The spectrum auctions held recently and the ones held over the past five years have placed huge financial pressure on the telecom industry and on individual operators. Collectively, over $40 billion has been spent on spectrum by Indian telecom players since 2010, more than 1.5 times this year’s predicted industry revenue.
Most of those who have stayed the course have done so because of the long-term promise of being in a stable, mature market where they are able to offer a distinct service which their customers value. And, of course, that this market happens to be the world’s second-largest in terms of subscribers, and one of the ten largest by revenues.
As Indian telecoms have moved well past the 50 percent-plus real people penetration, this market maturity is now approaching rapidly and it is beginning to become evident what the end-game may look like for each player. I still believe that we will have around 5-6 players competing in each circle in India once there is consolidation in the market, as expected. With this stabilisation, we can also expect the emergence of a rather varied set of players, each offering a slightly different set of features to its users. After years, where services were similar, finally, we are seeing the arrival of choice for the Indian customer.
Here is my hypothesis on what the market may look like in the years to come:
- Five-six players nationally: Three “national” players with operations in 20+ circles and 2-3 additional players in each circle, but with operations in around 10 circles each.

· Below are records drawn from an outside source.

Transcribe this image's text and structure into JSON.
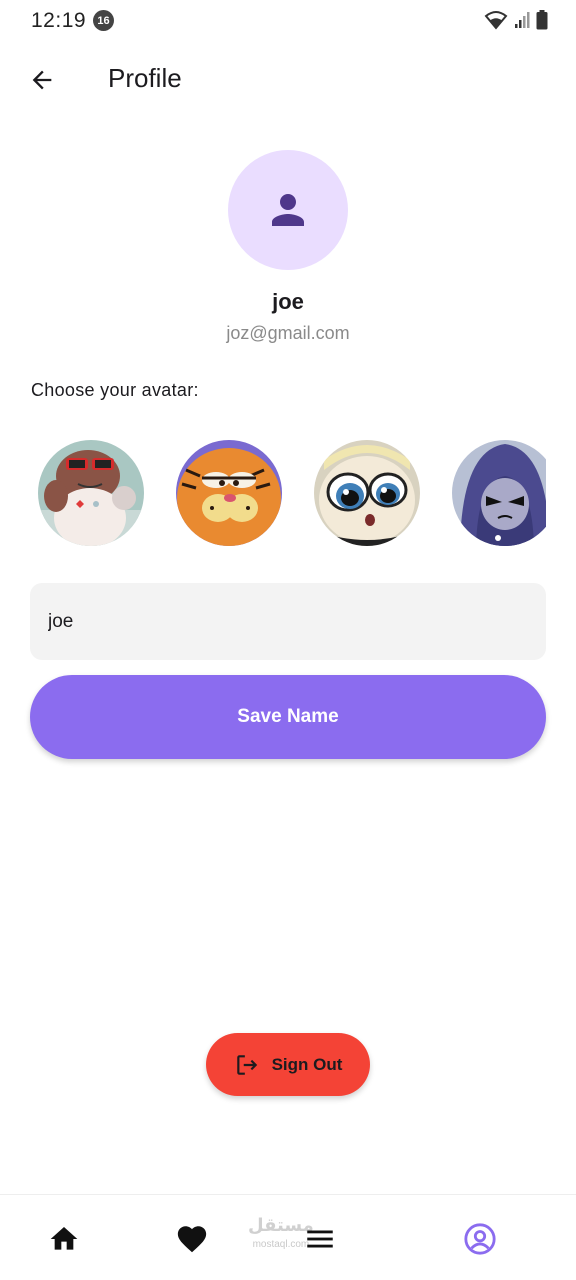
{
  "status_bar": {
    "time": "12:19",
    "notification_count": "16"
  },
  "app_bar": {
    "title": "Profile"
  },
  "profile": {
    "name": "joe",
    "email": "joz@gmail.com"
  },
  "avatar_section": {
    "label": "Choose your avatar:",
    "avatars": [
      {
        "name": "bear-avatar"
      },
      {
        "name": "garfield-avatar"
      },
      {
        "name": "powerpuff-avatar"
      },
      {
        "name": "raven-avatar"
      }
    ]
  },
  "name_field": {
    "value": "joe"
  },
  "save_button": {
    "label": "Save Name"
  },
  "sign_out_button": {
    "label": "Sign Out",
    "icon": "logout-icon"
  },
  "bottom_nav": {
    "items": [
      {
        "icon": "home-icon"
      },
      {
        "icon": "heart-icon"
      },
      {
        "icon": "menu-icon"
      },
      {
        "icon": "account-circle-icon",
        "active": true
      }
    ],
    "watermark": {
      "text": "مستقل",
      "sub": "mostaql.com"
    }
  },
  "colors": {
    "accent": "#8b6cef",
    "avatar_bg": "#eaddff",
    "avatar_icon": "#4f378b",
    "danger": "#f44336",
    "nav_active": "#8b6cef"
  }
}
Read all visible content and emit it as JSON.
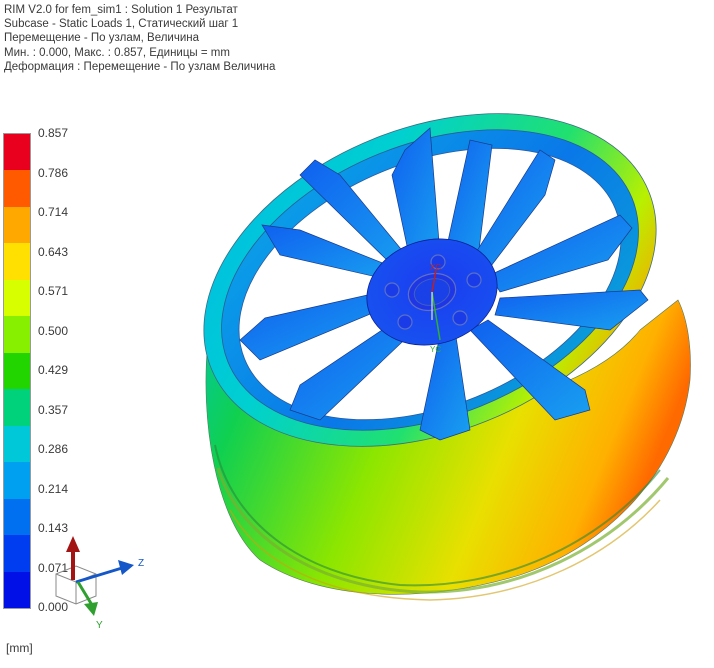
{
  "header": {
    "line1": "RIM V2.0 for fem_sim1 : Solution 1 Результат",
    "line2": "Subcase - Static Loads 1, Статический шаг 1",
    "line3": "Перемещение - По узлам, Величина",
    "line4": "Мин. : 0.000, Макс. : 0.857, Единицы = mm",
    "line5": "Деформация : Перемещение - По узлам Величина"
  },
  "legend": {
    "labels": [
      "0.857",
      "0.786",
      "0.714",
      "0.643",
      "0.571",
      "0.500",
      "0.429",
      "0.357",
      "0.286",
      "0.214",
      "0.143",
      "0.071",
      "0.000"
    ],
    "colors": [
      "#e8001e",
      "#ff5a00",
      "#ffa800",
      "#ffe000",
      "#d8ff00",
      "#86f000",
      "#22d400",
      "#00d27c",
      "#00c8d8",
      "#00a0f0",
      "#0070f0",
      "#003cf0",
      "#0010e6"
    ],
    "unit": "[mm]"
  },
  "model": {
    "triad_labels": {
      "y_up": "YC",
      "x": "XC"
    }
  },
  "triad": {
    "z_label": "Z",
    "y_label": "Y",
    "colors": {
      "x": "#a31515",
      "y": "#2fa02f",
      "z": "#1457c8"
    }
  }
}
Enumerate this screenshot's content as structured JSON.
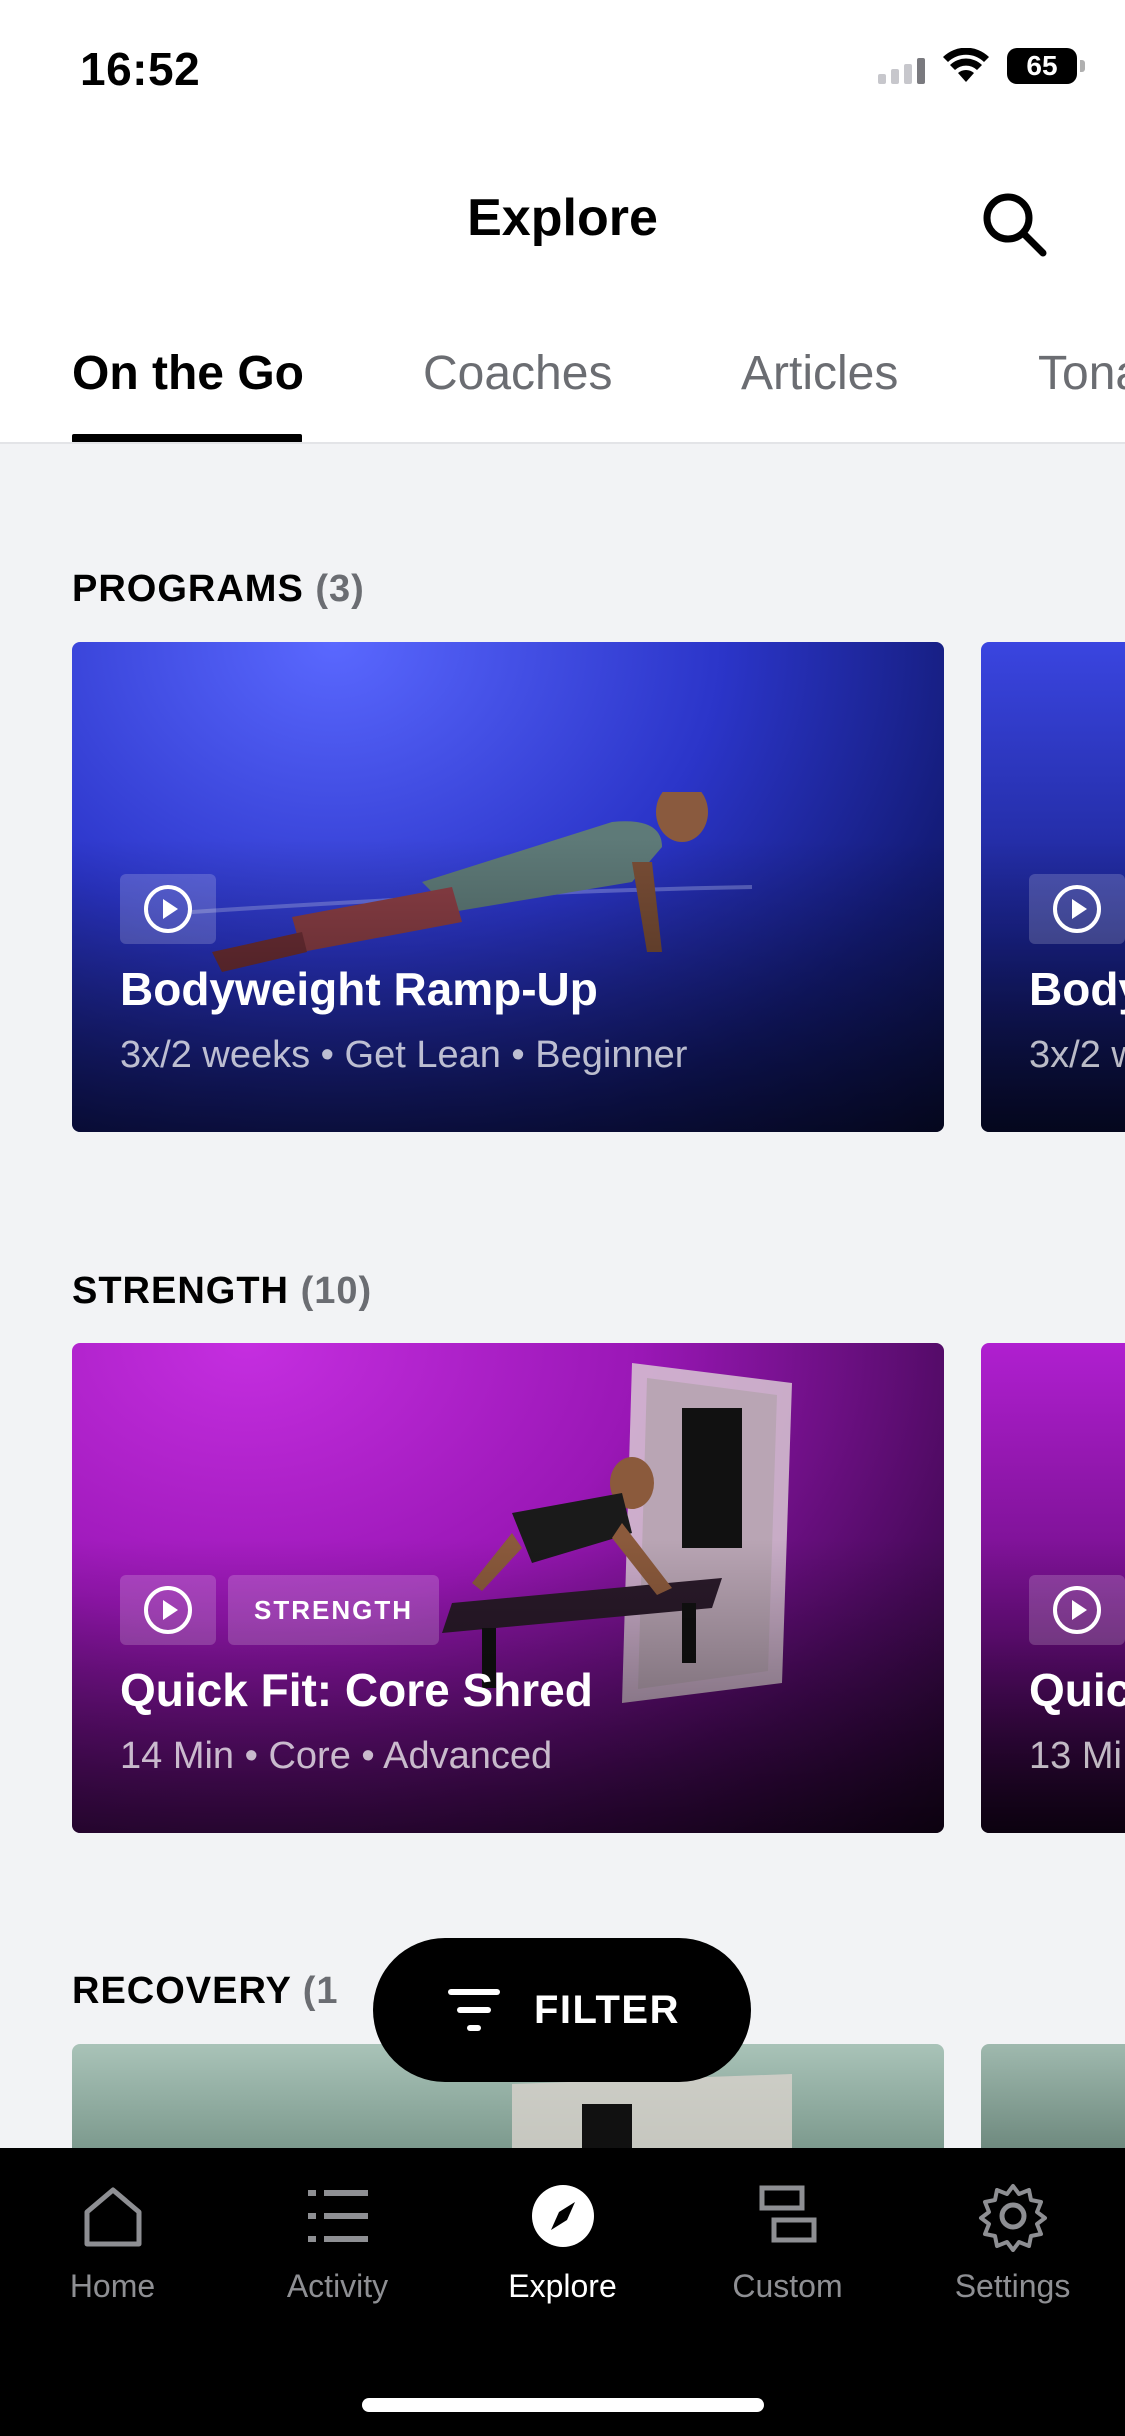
{
  "status_bar": {
    "time": "16:52",
    "battery": "65"
  },
  "header": {
    "title": "Explore"
  },
  "tabs": [
    {
      "label": "On the Go",
      "active": true
    },
    {
      "label": "Coaches",
      "active": false
    },
    {
      "label": "Articles",
      "active": false
    },
    {
      "label": "Tona",
      "active": false
    }
  ],
  "sections": {
    "programs": {
      "title": "PROGRAMS",
      "count": "(3)",
      "cards": [
        {
          "title": "Bodyweight Ramp-Up",
          "meta": "3x/2 weeks • Get Lean • Beginner"
        },
        {
          "title": "Body",
          "meta": "3x/2 w"
        }
      ]
    },
    "strength": {
      "title": "STRENGTH",
      "count": "(10)",
      "cards": [
        {
          "chip": "STRENGTH",
          "title": "Quick Fit: Core Shred",
          "meta": "14 Min • Core • Advanced"
        },
        {
          "title": "Quic",
          "meta": "13 Mi"
        }
      ]
    },
    "recovery": {
      "title": "RECOVERY",
      "count": "(1"
    }
  },
  "filter": {
    "label": "FILTER"
  },
  "nav": [
    {
      "label": "Home",
      "icon": "home-icon"
    },
    {
      "label": "Activity",
      "icon": "list-icon"
    },
    {
      "label": "Explore",
      "icon": "compass-icon",
      "active": true
    },
    {
      "label": "Custom",
      "icon": "custom-icon"
    },
    {
      "label": "Settings",
      "icon": "gear-icon"
    }
  ],
  "colors": {
    "programs_card": "#2b35c9",
    "strength_card": "#9a17b6",
    "recovery_card": "#7d9a8e",
    "nav_background": "#000000"
  }
}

- Three full-service players who offer the total gamete of voice, data, consumer and enterprise services, pre- and post-paid, as well as options to bundle with fixed services at home or office and possibly TV and entertainment. These will all be relatively pricier options where per minute mobile rates work out higher, but offer better quality of service with more networks on 900 MHz and HD voice, seamless roaming on the same network across India and overseas deals.
- The big three will be distinct among each other with differences in terms of cities’ coverage, branding and retail experience, and specific themes around international/youth/small city/smartphone.
- Two-three focussed players in each circle, offering either a specialised data service or an economical voice service.
- Firstly, there will be the relatively cheaper options where calling rates are lower, quality of service is adequate, not all Indian circles are covered on the same network, and offer only pre-paid SIMs and which work in India alone–the services will, however, be popular with smartphone users who like messaging apps and Viber to call relatives overseas.
- Secondly, there will be a data specialist option which targets tablet users who prefer internet access, YouTube and apps more than voice, and whose usage may be more stationary and wireless data, and less on the move and voice. The service may be bundled with entertainment services at home, and may appeal to youth, students, families and professionals who prefer an additional data-specialist connection in addition to another mobile connection.
I would expect Airtel, Vodafone and Idea to remain the big three since they have now done enough to create daylight in market share between them and the rest. I expect RCom to gradually move to the smaller category where it will join the likes of Uninor, Aircel and Tata Teleservices. Reliance Jio can be expected to be the data player. Overall, I would expect some consolidation along with circle/market exits.
It will be interesting to see which of the players in the market will embrace the digital opportunity that is available in India today, especially in the enterprise market where many industries are likely to start deploying digital technologies to make their businesses more efficient. If an operator takes this route to innovate and create new value outside the traditional telecoms business, it may spark a new range of acquisitions by telcos of software, applications and cloud related businesses.